Stanford Solar Center
About the SunFor StudentsFor EducatorsSpace Weather Monitors
Ancient ObservatoriesSolar FolkloreSolar Art & Literature

portrait of Galileo Are Those Sunspots Really on the Sun?


  1. What can you say about the shapes of the sunspots? Do they remain constant?
  2. Look at the shape of one sunspot as it appears on the edge (limb) of the Sun's image. What happens to its width-to-height ratio as it moves across the disk, and when it again approaches the limb on the other side? Why do you think that is?
  3. Do sunspots always appear and disappear on the solar limb?
  4. Look at your graph. Does the "movement" of sunspots across the disk (in centimeters per day) remain constant with longitude?
  5. If the distances traveled, and hence the speeds, were different, in what areas of the Sun did they appear faster? In what areas did they appear slower?
  6. Why do you think the spots appear to move at different speeds the way they do?
  7. In your groups, discuss whether or not you think sunspots are features on the Sun's surface. Suppose that the spots are objects in orbit some significant distance away from the Sun. Would their speeds appear to change much as they went past the limb and then across the center of the solar disk?

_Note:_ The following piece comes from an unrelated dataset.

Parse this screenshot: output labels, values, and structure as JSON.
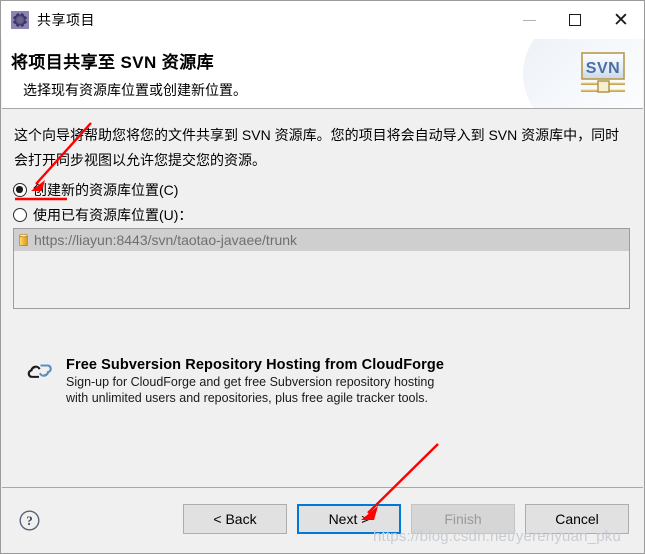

    If you have difficulty visualizing this, try a simple experiment. Draw a dot on a basketball, and rotate the ball around its axis, such that the dot appears to travel horizontally when you look at it from the side. While spinning the ball at a constant rate, observe the apparent changes in speed of the dot. Now, put the ball down on a table, and sit across the room. Have another person hold a tennis ball a few feet from the basketball and slowly move it in an orbiting motion around the basketball. Observe whether the speed of the tennis ball varies much while it passes in front of the basketball.

    Then, check out this SOHO image of Mercury's transit across the solar disk!

Extra questions:

  1. Does your sunspot speed graph in centimeters per day show angular or linear velocity?
  2. Does the angular velocity of the sunspots remain fairly constant? Why or why not?

Extra assignment:

If you were Galileo, how would you mathematically prove the spots are actually on the Sun?

©2008 by Stanford SOLAR Center · Permitted Uses · Credits